The alumni petition was sparked by accusations from Black employees of racial discrimination at the company, including in a lawsuit filed last month by Amazon employee and Harvard Business School graduate Charlotte Newman. Her suit alleges racial discrimination and sexual harassment, including that Amazon hired her at a lower pay rate than white peers with similar experience, a phenomenon sometimes referred to in tech circles as “downleveling.”
“Downleveling at Amazon, and in tech and corporate America more generally, matters because it’s one of the reasons we see pay disparities persisting,” Newman said in an interview, pointing to recent Goldman Sachs research showing that sharp earnings differentials between Black and white employees contribute in large part to the racial wealth gap. “Downleveling is tied to broader systems of inequity that leads to a lower concentration of wealth in Black communities and communities of color.”

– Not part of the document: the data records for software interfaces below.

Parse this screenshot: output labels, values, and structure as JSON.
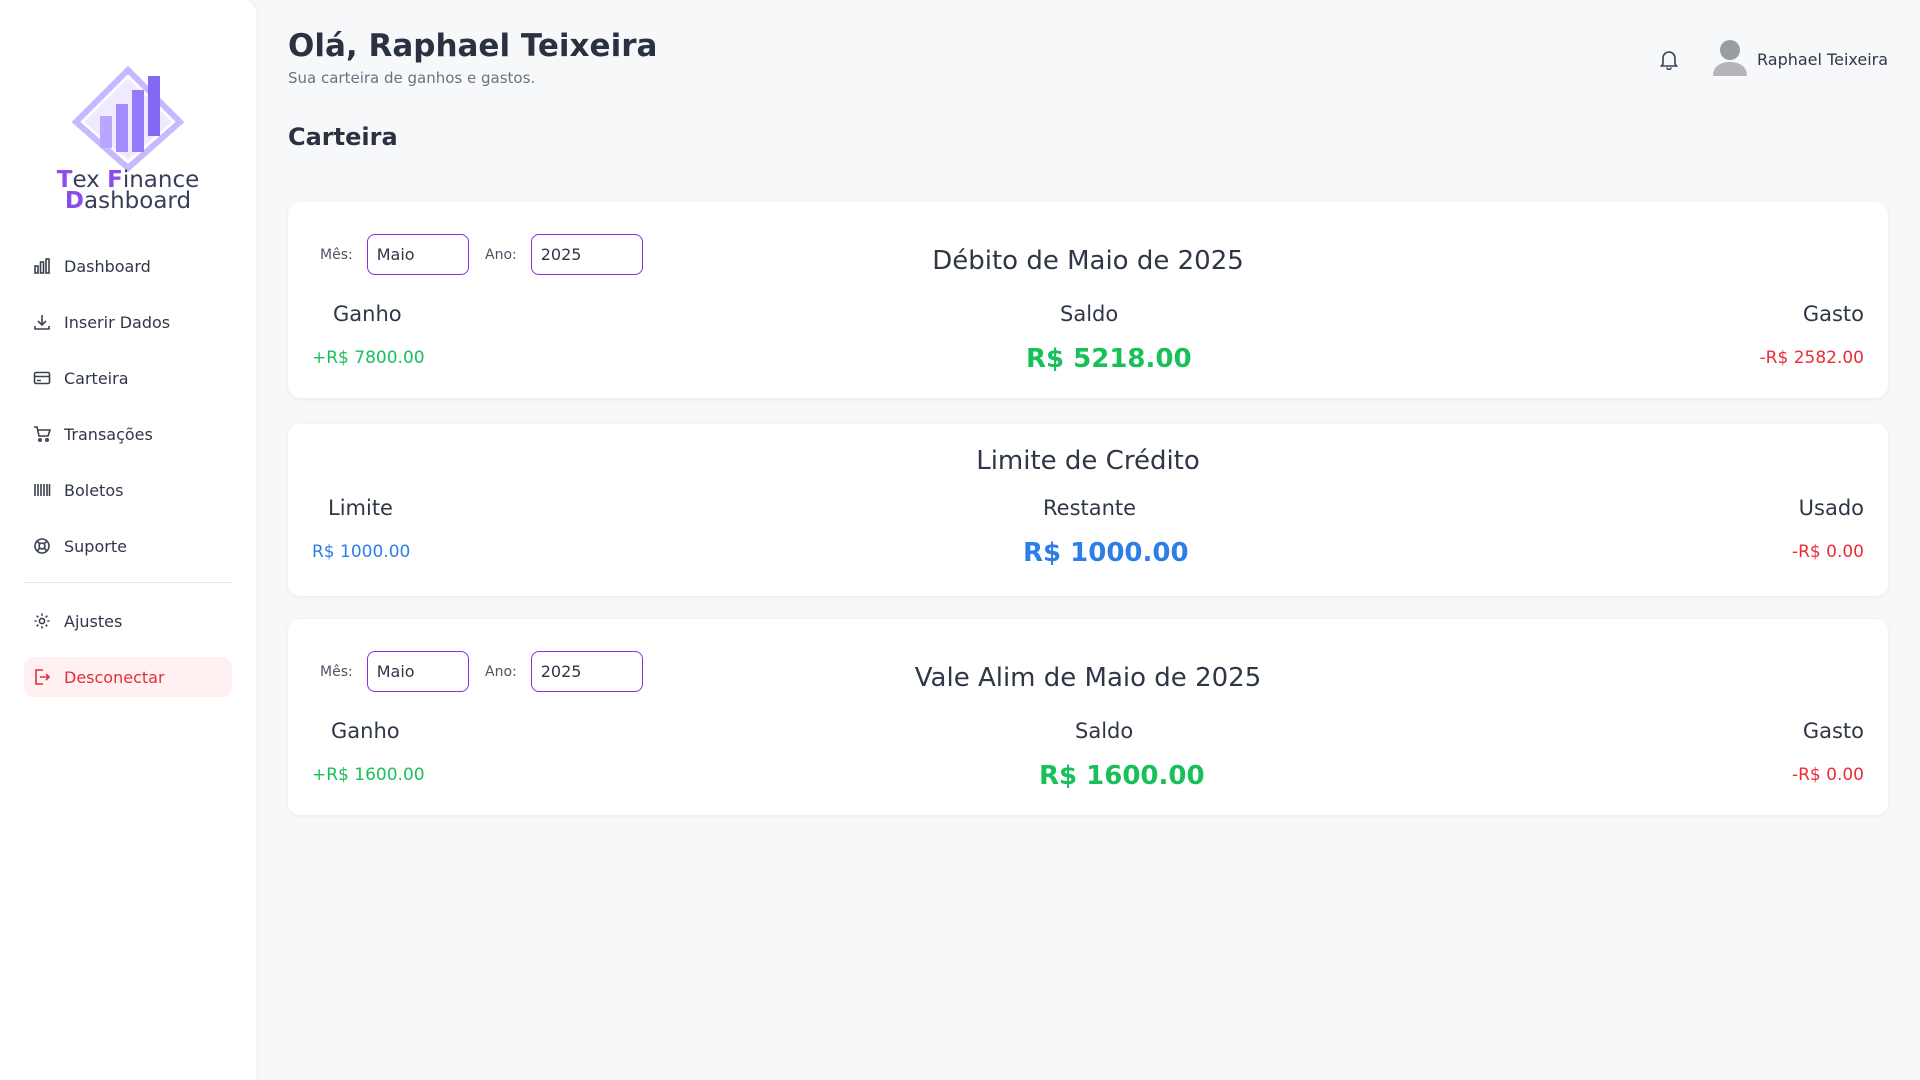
{
  "app": {
    "logo_line1_a": "T",
    "logo_line1_b": "ex ",
    "logo_line1_c": "F",
    "logo_line1_d": "inance",
    "logo_line2_a": "D",
    "logo_line2_b": "ashboard"
  },
  "sidebar": {
    "items": [
      {
        "label": "Dashboard",
        "icon": "bar-chart-icon"
      },
      {
        "label": "Inserir Dados",
        "icon": "download-icon"
      },
      {
        "label": "Carteira",
        "icon": "credit-card-icon"
      },
      {
        "label": "Transações",
        "icon": "cart-icon"
      },
      {
        "label": "Boletos",
        "icon": "barcode-icon"
      },
      {
        "label": "Suporte",
        "icon": "lifebuoy-icon"
      }
    ],
    "settings_label": "Ajustes",
    "logout_label": "Desconectar"
  },
  "header": {
    "greeting": "Olá, Raphael Teixeira",
    "subtitle": "Sua carteira de ganhos e gastos.",
    "user_name": "Raphael Teixeira"
  },
  "page": {
    "title": "Carteira"
  },
  "debit_card": {
    "title": "Débito de Maio de 2025",
    "month_label": "Mês:",
    "month_value": "Maio",
    "year_label": "Ano:",
    "year_value": "2025",
    "gain_label": "Ganho",
    "gain_value": "+R$ 7800.00",
    "balance_label": "Saldo",
    "balance_value": "R$ 5218.00",
    "spent_label": "Gasto",
    "spent_value": "-R$ 2582.00"
  },
  "credit_card": {
    "title": "Limite de Crédito",
    "limit_label": "Limite",
    "limit_value": "R$ 1000.00",
    "remaining_label": "Restante",
    "remaining_value": "R$ 1000.00",
    "used_label": "Usado",
    "used_value": "-R$ 0.00"
  },
  "meal_card": {
    "title": "Vale Alim de Maio de 2025",
    "month_label": "Mês:",
    "month_value": "Maio",
    "year_label": "Ano:",
    "year_value": "2025",
    "gain_label": "Ganho",
    "gain_value": "+R$ 1600.00",
    "balance_label": "Saldo",
    "balance_value": "R$ 1600.00",
    "spent_label": "Gasto",
    "spent_value": "-R$ 0.00"
  },
  "colors": {
    "accent": "#8a4dea",
    "positive": "#18c05a",
    "negative": "#ef2b38",
    "info": "#2d7fe6"
  }
}
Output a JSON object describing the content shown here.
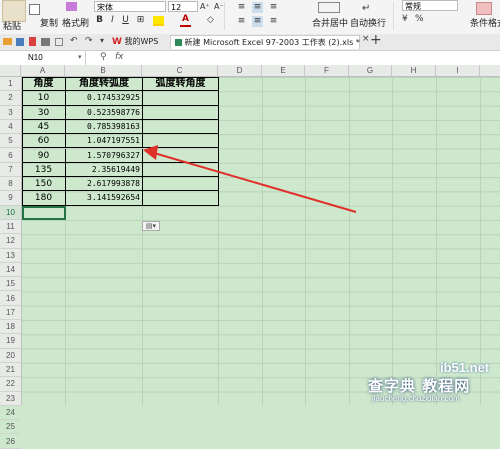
{
  "ribbon": {
    "paste": "粘贴",
    "copy": "复制",
    "format_painter": "格式刷",
    "font_name": "宋体",
    "font_size": "12",
    "merge_center": "合并居中",
    "wrap_text": "自动换行",
    "number_format": "常规",
    "conditional_format": "条件格式"
  },
  "tabs": {
    "wps": "我的WPS",
    "doc": "新建 Microsoft Excel 97-2003 工作表 (2).xls *"
  },
  "formula_bar": {
    "cell_ref": "N10",
    "fx": "fx"
  },
  "columns": [
    "A",
    "B",
    "C",
    "D",
    "E",
    "F",
    "G",
    "H",
    "I"
  ],
  "rows": [
    "1",
    "2",
    "3",
    "4",
    "5",
    "6",
    "7",
    "8",
    "9",
    "10",
    "11",
    "12",
    "13",
    "14",
    "15",
    "16",
    "17",
    "18",
    "19",
    "20",
    "21",
    "22",
    "23",
    "24",
    "25",
    "26"
  ],
  "table": {
    "headers": [
      "角度",
      "角度转弧度",
      "弧度转角度"
    ],
    "rows": [
      {
        "a": "10",
        "b": "0.174532925"
      },
      {
        "a": "30",
        "b": "0.523598776"
      },
      {
        "a": "45",
        "b": "0.785398163"
      },
      {
        "a": "60",
        "b": "1.047197551"
      },
      {
        "a": "90",
        "b": "1.570796327"
      },
      {
        "a": "135",
        "b": "2.35619449"
      },
      {
        "a": "150",
        "b": "2.617993878"
      },
      {
        "a": "180",
        "b": "3.141592654"
      }
    ]
  },
  "watermark": {
    "site": "ib51.net",
    "brand": "查字典 教程网",
    "url": "jiaocheng.chazidian.com"
  }
}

Newman’s lawsuit alleges that managers used racially coded language to justify denying her a promotion, criticizing her for being “too direct,” “aggressive,” and “just scary,” and warning her that she “can intimidate people.”

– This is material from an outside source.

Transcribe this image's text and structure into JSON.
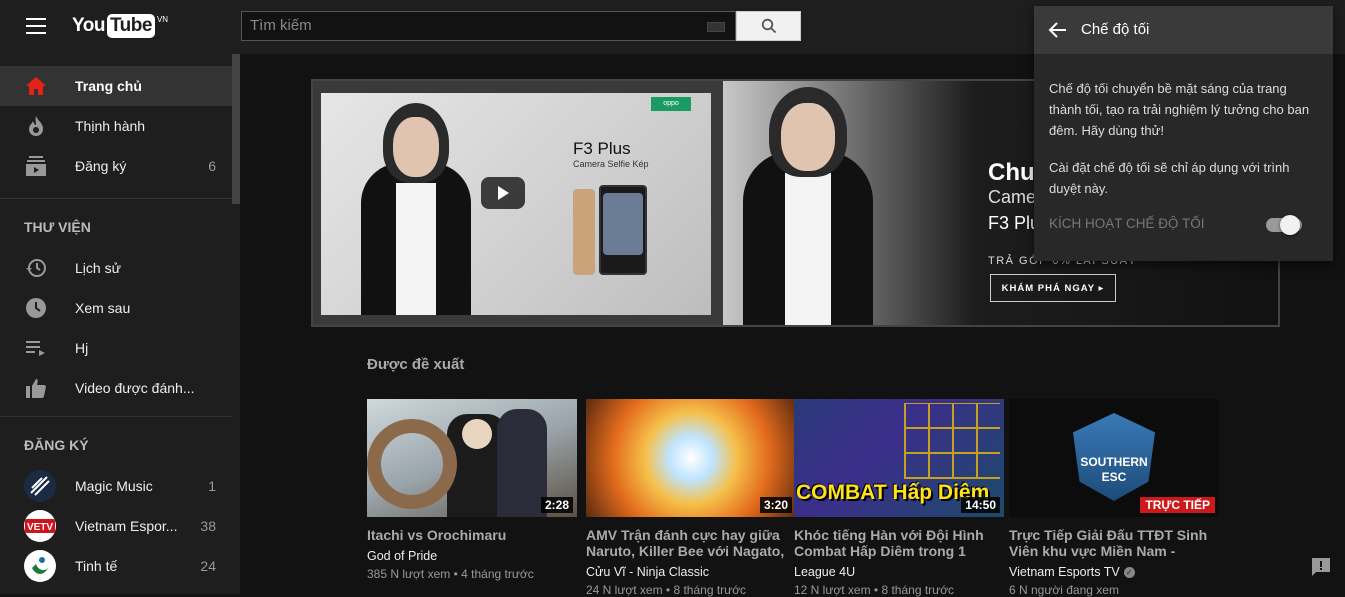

“When I read that in the news, I laughed. That is not Charlotte at all,” said Vivian Song, a former Goldman Sachs employee who helped organize the petition, and Newman’s former classmate at Harvard Business School. “Anyone who knows her at all knows that this is a racial trope, and not reflective of who Charlotte is.”
Before joining Amazon in 2017, Newman served as an economic policy adviser to New Jersey Sen. Cory Booker. At Harvard, classmates elected her to a role representing their concerns to faculty.
The suit also contends that Amazon did not take adequate measures to protect Newman from a superior after she reported his inappropriate sexual advances to human resources.
Amazon has said it does not tolerate discrimination or harassment. “We immediately investigated Ms. Newman’s sexual harassment claim and fired her harasser. The investigation also resulted in corrective action and additional training requirements for those in her reporting line,” said Amazon spokesperson Jaci Anderson. “We also reviewed Ms. Newman’s interview process, leveling and onboarding, and determined that she was properly placed in her role at the company. We are currently investigating the new allegations included in the lawsuit.”
Harvard Business School, thought by many to be the pinnacle of American managerial education, has a special cachet at Amazon. Many of Amazon’s senior leaders are alumni, including incoming CEO Andy Jassy. Bezos recruited Jassy straight from Harvard, along with now-WarnerMedia CEO Jason Kilar. Aside from Jassy, two other members of Amazon’s top executive team are Harvard Business School alumni: fashion Vice President Christine Beauchamp and Doug Herrington, who manages Amazon’s North American retail operations. Nearly 400 other Harvard Business School alumni work for the company, a LinkedIn search shows.
Petition organizers said they hoped Amazon’s deep ties with the school prompt company executives to take their requests seriously.
“Some of us have worked at Amazon. Some of us may work at Amazon in the future. But all of us hope that Amazon will use this moment to change,” the letter says.
The petition echoes proposals from activist investors introduced in advance of Amazon’s May 26 annual shareholder meeting, calling on the company to conduct a racial equity and civil rights audit of Amazon’s business practices and disclose how much employees of different races and genders are paid and how quickly they’re promoted. Amazon has recommended shareholders vote against those proposals.